[Data records for software interfaces]

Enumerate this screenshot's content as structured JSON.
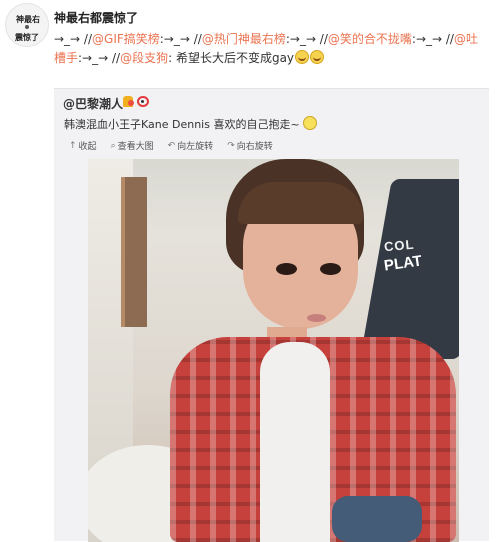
{
  "post": {
    "avatar_text_1": "神最右",
    "avatar_text_2": "震惊了",
    "author": "神最右都震惊了",
    "text": {
      "line1_prefix": "→_→ //",
      "mention1": "@GIF搞笑榜",
      "seg1": ":→_→ //",
      "mention2": "@热门神最右榜",
      "seg2": ":→_→ //",
      "mention3": "@笑的合不拢嘴",
      "seg3": ":→_→ //",
      "mention4a": "@吐",
      "mention4b": "槽手",
      "seg4": ":→_→ //",
      "mention5": "@段支狗",
      "seg5": ": 希望长大后不变成gay"
    }
  },
  "repost": {
    "author": "@巴黎潮人",
    "text": "韩澳混血小王子Kane Dennis 喜欢的自己抱走~",
    "actions": [
      {
        "icon": "↑",
        "label": "收起"
      },
      {
        "icon": "⌕",
        "label": "查看大图"
      },
      {
        "icon": "↶",
        "label": "向左旋转"
      },
      {
        "icon": "↷",
        "label": "向右旋转"
      }
    ],
    "photo_sign_1": "COL",
    "photo_sign_2": "PLAT"
  },
  "colors": {
    "mention": "#eb7350",
    "repost_bg": "#f2f2f5"
  }
}
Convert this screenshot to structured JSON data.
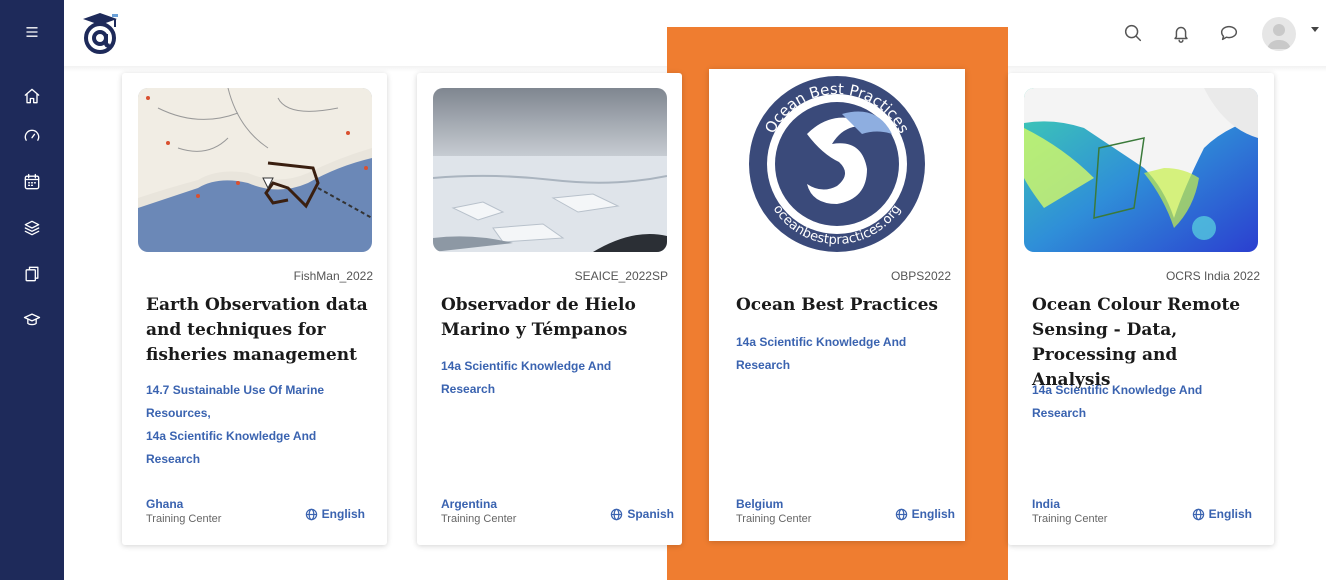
{
  "nav": {
    "items": [
      {
        "name": "menu",
        "icon": "menu-icon"
      },
      {
        "name": "home",
        "icon": "home-icon"
      },
      {
        "name": "dashboard",
        "icon": "gauge-icon"
      },
      {
        "name": "calendar",
        "icon": "calendar-icon"
      },
      {
        "name": "layers",
        "icon": "layers-icon"
      },
      {
        "name": "documents",
        "icon": "documents-icon"
      },
      {
        "name": "courses",
        "icon": "graduation-cap-icon"
      }
    ]
  },
  "header": {
    "icons": [
      "search-icon",
      "bell-icon",
      "chat-icon",
      "avatar",
      "chevron-down-icon"
    ]
  },
  "colors": {
    "sidebar": "#1e2a5a",
    "highlight": "#ef7d30",
    "link": "#3a63b0"
  },
  "courses": [
    {
      "code": "FishMan_2022",
      "title": "Earth Observation data and techniques for fisheries management",
      "tags": [
        "14.7 Sustainable Use Of Marine",
        "Resources,",
        "14a Scientific Knowledge And",
        "Research"
      ],
      "country": "Ghana",
      "center": "Training Center",
      "language": "English"
    },
    {
      "code": "SEAICE_2022SP",
      "title": "Observador de Hielo Marino y Témpanos",
      "tags": [
        "14a Scientific Knowledge And",
        "Research"
      ],
      "country": "Argentina",
      "center": "Training Center",
      "language": "Spanish"
    },
    {
      "code": "OBPS2022",
      "title": "Ocean Best Practices",
      "tags": [
        "14a Scientific Knowledge And",
        "Research"
      ],
      "country": "Belgium",
      "center": "Training Center",
      "language": "English",
      "logo_text_top": "Ocean Best Practices",
      "logo_text_bottom": "oceanbestpractices.org"
    },
    {
      "code": "OCRS India 2022",
      "title": "Ocean Colour Remote Sensing - Data, Processing and Analysis",
      "tags": [
        "14a Scientific Knowledge And",
        "Research"
      ],
      "country": "India",
      "center": "Training Center",
      "language": "English"
    }
  ]
}
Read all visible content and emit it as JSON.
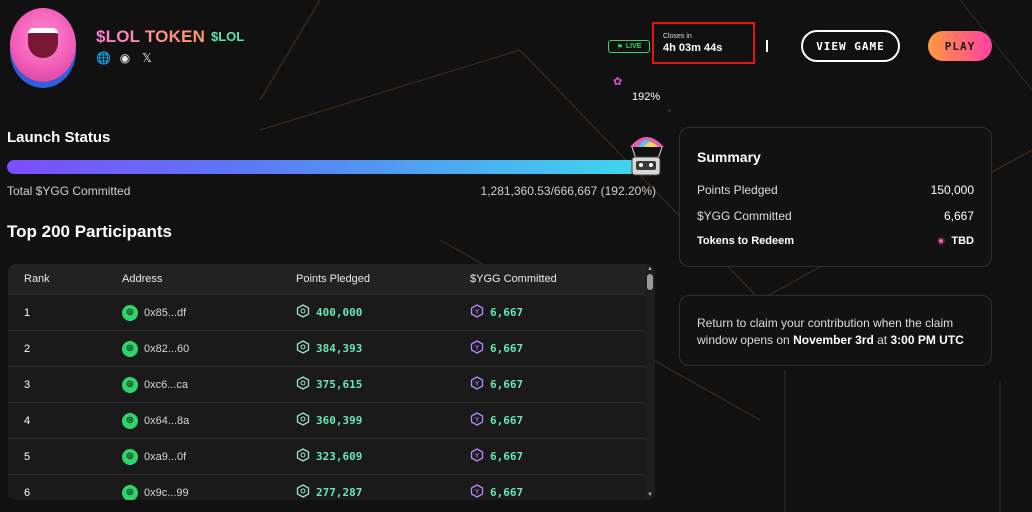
{
  "token": {
    "name": "$LOL TOKEN",
    "ticker": "$LOL",
    "socials": [
      {
        "name": "website",
        "glyph": "🌐"
      },
      {
        "name": "discord",
        "glyph": "◉"
      },
      {
        "name": "x",
        "glyph": "𝕏"
      }
    ]
  },
  "status": {
    "live_label": "LIVE",
    "closes_label": "Closes in",
    "closes_time": "4h 03m 44s"
  },
  "buttons": {
    "view_game": "VIEW GAME",
    "play": "PLAY"
  },
  "launch": {
    "title": "Launch Status",
    "percent_badge": "192%",
    "progress_fraction": 1.0,
    "total_label": "Total $YGG Committed",
    "total_value": "1,281,360.53/666,667 (192.20%)"
  },
  "participants": {
    "title": "Top 200 Participants",
    "columns": [
      "Rank",
      "Address",
      "Points Pledged",
      "$YGG Committed"
    ],
    "rows": [
      {
        "rank": "1",
        "address": "0x85...df",
        "points": "400,000",
        "ygg": "6,667"
      },
      {
        "rank": "2",
        "address": "0x82...60",
        "points": "384,393",
        "ygg": "6,667"
      },
      {
        "rank": "3",
        "address": "0xc6...ca",
        "points": "375,615",
        "ygg": "6,667"
      },
      {
        "rank": "4",
        "address": "0x64...8a",
        "points": "360,399",
        "ygg": "6,667"
      },
      {
        "rank": "5",
        "address": "0xa9...0f",
        "points": "323,609",
        "ygg": "6,667"
      },
      {
        "rank": "6",
        "address": "0x9c...99",
        "points": "277,287",
        "ygg": "6,667"
      }
    ]
  },
  "summary": {
    "title": "Summary",
    "points_label": "Points Pledged",
    "points_value": "150,000",
    "ygg_label": "$YGG Committed",
    "ygg_value": "6,667",
    "redeem_label": "Tokens to Redeem",
    "redeem_value": "TBD"
  },
  "claim": {
    "text_before": "Return to claim your contribution when the claim window opens on ",
    "date": "November 3rd",
    "text_mid": " at ",
    "time": "3:00 PM UTC"
  },
  "colors": {
    "accent_green": "#6ae7b6",
    "live_green": "#3bd16f",
    "highlight_red": "#e41414",
    "play_gradient_start": "#ff9a3c",
    "play_gradient_end": "#ff3fa4"
  }
}
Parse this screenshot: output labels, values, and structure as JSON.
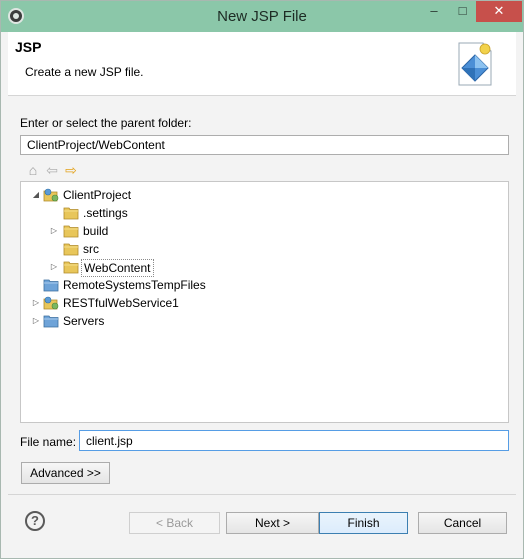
{
  "window": {
    "title": "New JSP File"
  },
  "title_buttons": {
    "minimize": "–",
    "maximize": "□",
    "close": "✕"
  },
  "banner": {
    "title": "JSP",
    "description": "Create a new JSP file."
  },
  "folder": {
    "label": "Enter or select the parent folder:",
    "value": "ClientProject/WebContent"
  },
  "tree": {
    "items": [
      {
        "label": "ClientProject",
        "expanded": true,
        "type": "project"
      },
      {
        "label": ".settings",
        "type": "folder"
      },
      {
        "label": "build",
        "type": "folder",
        "expandable": true
      },
      {
        "label": "src",
        "type": "folder"
      },
      {
        "label": "WebContent",
        "type": "folder",
        "expandable": true,
        "selected": true
      },
      {
        "label": "RemoteSystemsTempFiles",
        "type": "project"
      },
      {
        "label": "RESTfulWebService1",
        "type": "project",
        "expandable": true
      },
      {
        "label": "Servers",
        "type": "folder",
        "expandable": true
      }
    ]
  },
  "file": {
    "label": "File name:",
    "value": "client.jsp"
  },
  "buttons": {
    "advanced": "Advanced >>",
    "back": "< Back",
    "next": "Next >",
    "finish": "Finish",
    "cancel": "Cancel",
    "help": "?"
  },
  "colors": {
    "title_bar": "#8bc7a9",
    "close_button": "#c7504b",
    "folder_yellow": "#e8c65a",
    "finish_border": "#3c7fb1"
  }
}
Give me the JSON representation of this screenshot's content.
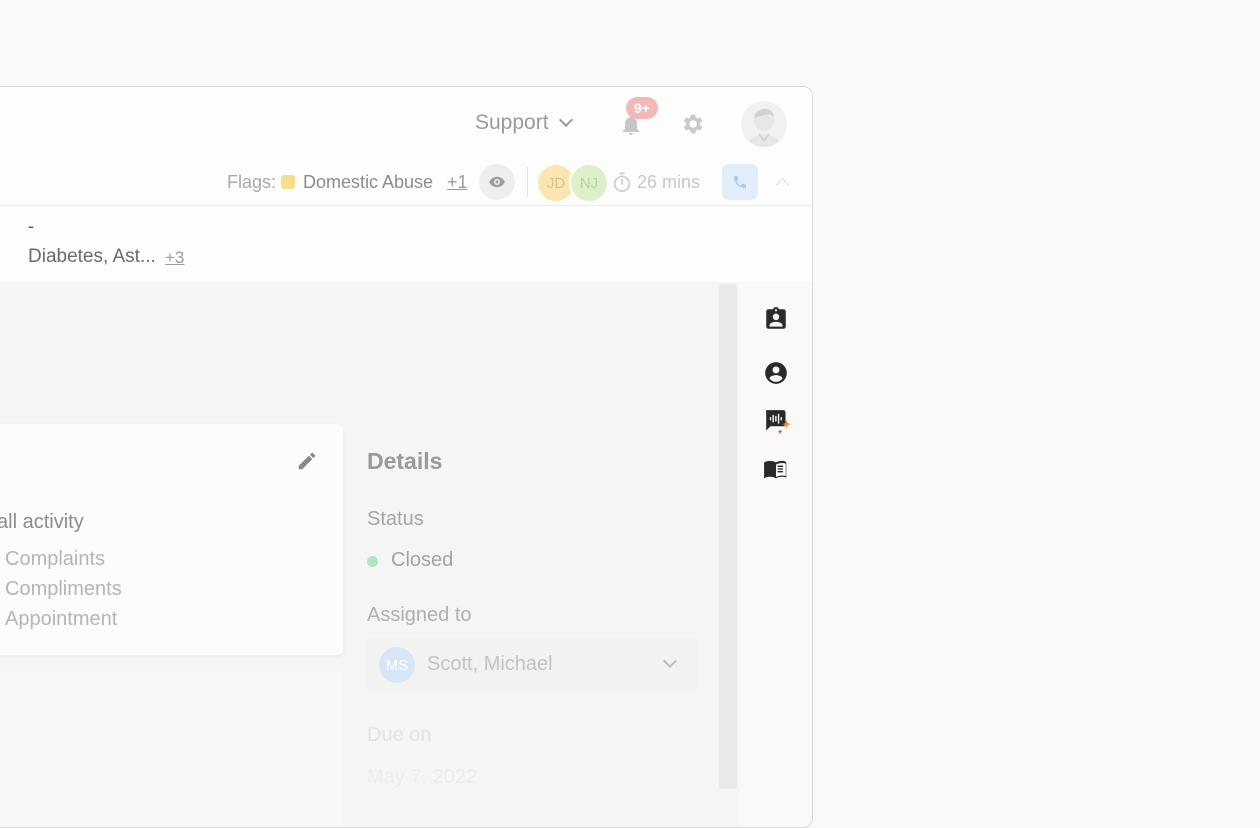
{
  "header": {
    "org_select": "Support",
    "notifications_badge": "9+"
  },
  "flag_bar": {
    "flags_label": "Flags:",
    "flag_name": "Domestic Abuse",
    "flag_more": "+1",
    "participants": [
      "JD",
      "NJ"
    ],
    "timer": "26 mins",
    "flag_color": "#f7df8a"
  },
  "patient_info": {
    "dash_value": "-",
    "truncated_label": ".",
    "conditions": "Diabetes, Ast...",
    "conditions_more": "+3"
  },
  "card": {
    "heading": "all activity",
    "items": [
      "Complaints",
      "Compliments",
      "Appointment"
    ]
  },
  "details": {
    "title": "Details",
    "status_label": "Status",
    "status_value": "Closed",
    "status_color": "#b7e3c1",
    "assigned_label": "Assigned to",
    "assignee_initials": "MS",
    "assignee_name": "Scott, Michael",
    "due_label": "Due on",
    "due_value": "May 7, 2022"
  },
  "icons": {
    "rail": [
      "assignment-ind-icon",
      "account-circle-icon",
      "voice-chat-ai-icon",
      "menu-book-icon"
    ]
  }
}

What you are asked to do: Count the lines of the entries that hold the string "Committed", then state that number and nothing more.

Response: 3